- **Assigned task**
If a line in the records contains the string "circle", show that line.

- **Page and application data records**

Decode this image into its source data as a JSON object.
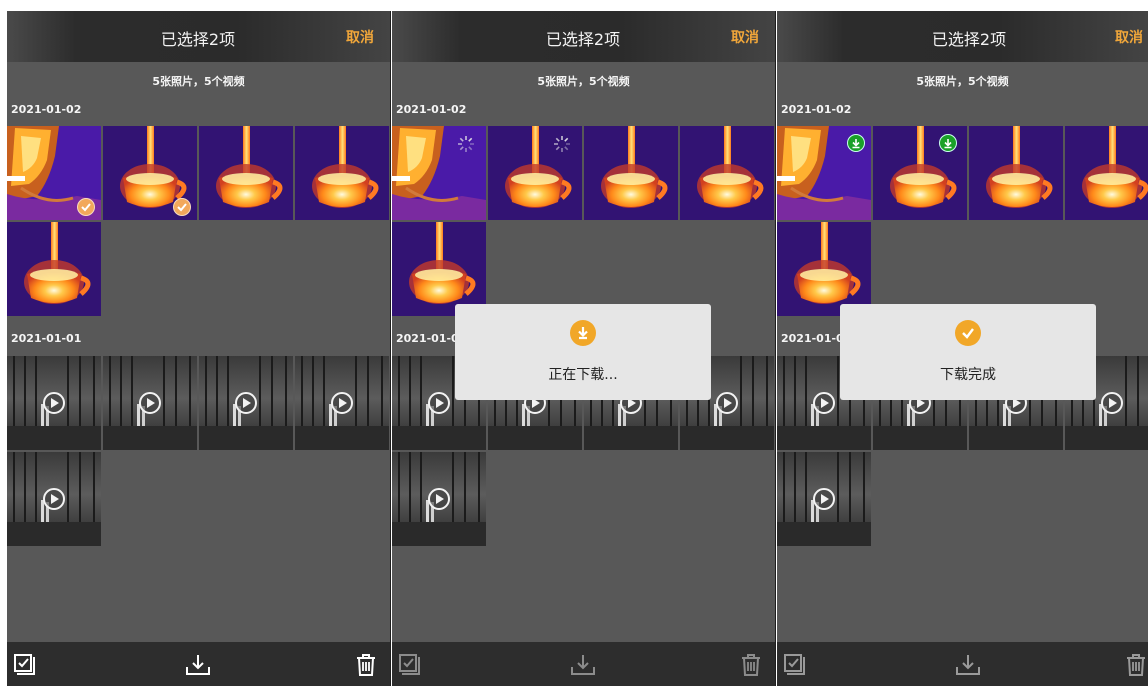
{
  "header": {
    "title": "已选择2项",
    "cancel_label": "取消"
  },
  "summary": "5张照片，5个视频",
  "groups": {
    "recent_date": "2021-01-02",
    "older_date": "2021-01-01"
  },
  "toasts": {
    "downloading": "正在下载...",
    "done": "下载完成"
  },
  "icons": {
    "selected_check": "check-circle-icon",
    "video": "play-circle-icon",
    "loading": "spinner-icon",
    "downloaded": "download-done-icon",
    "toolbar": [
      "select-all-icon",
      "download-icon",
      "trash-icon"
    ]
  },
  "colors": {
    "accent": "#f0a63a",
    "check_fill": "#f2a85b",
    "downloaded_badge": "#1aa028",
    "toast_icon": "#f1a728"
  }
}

- **Reply**
    "selected_check": "check-circle-icon",
    "video": "play-circle-icon",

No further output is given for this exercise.